The lynchpin that keeps the underlying business running is the company's workforce. People's skills, networks, and time are all resources that a company may use to improve its market offers. Human resources are sometimes used to refer to a particular department. However, they are available to all departments within a corporation.
Entrepreneurship uses information, skill, and common sense to turn an idea into a profitable enterprise. This involves utilizing commercial, legal, and entrepreneurial means to properly launch a product and guarantee that the market will accept the offering.
Activities of a Firm
There are three main areas into which a firm's operations may be divided: business running activities, investment activities, and finance activities. These three categories are detailed below and listed on a firm's cash flow statement:
Business Operating Activities
Operating activities are a company's main component that appears first on a cash flow statement. This part relates to the company's real or main business. These actions may include making sales of goods or paying out company charges. Most of these activities connect to the income statement since they frequently involve a business's regular operations and income.
The operational activities part of a cash flow statement may occasionally be negative. The corporation is using/spending more money than it is getting in specifically for business operations if the number is negative. This implies that the business must rely on the other sectors to guarantee it receives enough cash to continue operating.
Investing activities are long-term cashflow activities that a firm undertakes to prepare for the future and guarantee that it has the framework to grow operations. Examples are the construction of office buildings, purchasing heavy equipment, and other investment activities.
Even though they might not be necessary for day-to-day operations, investment activities are crucial to a company's long-term development.
Think about a company that produces its products. The company will be more successful in its commercial operations if it invests in a strong production facility and corporate warehouse.
Financial operations make up the final category of a company's activity. Although they are also not often a part of a company's daily operations, finance activities are crucial to its long-term financial stability.

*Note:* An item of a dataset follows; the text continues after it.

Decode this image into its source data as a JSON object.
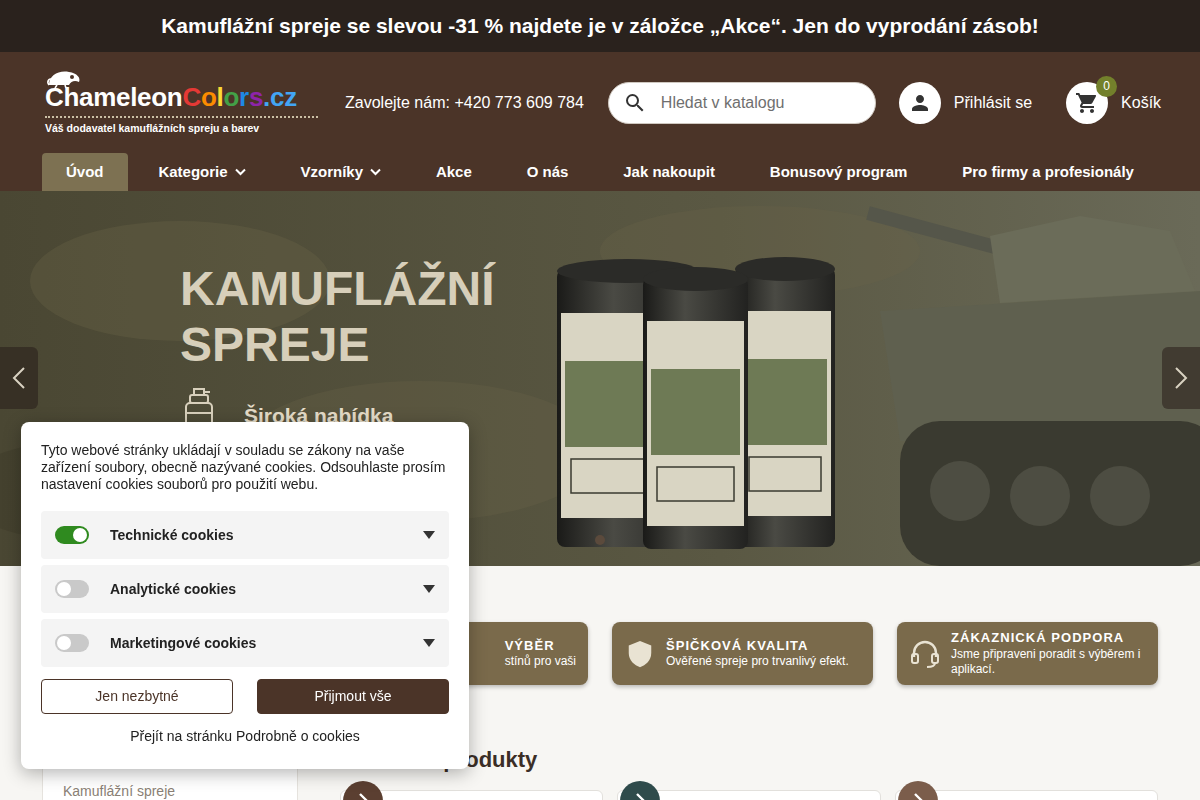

Cash inflows and outflows are both types of finance operations. Companies could opt, for instance, to pay investors dividends financed by the company's net profits. As an alternative, businesses can obtain capital by borrowing from lenders or selling shares to investors to fund ongoing operations.
Advantages of Firm
A corporation has several advantages and disadvantages, much like other economic entities. Some of the advantages include the following:
Disadvantages of Firm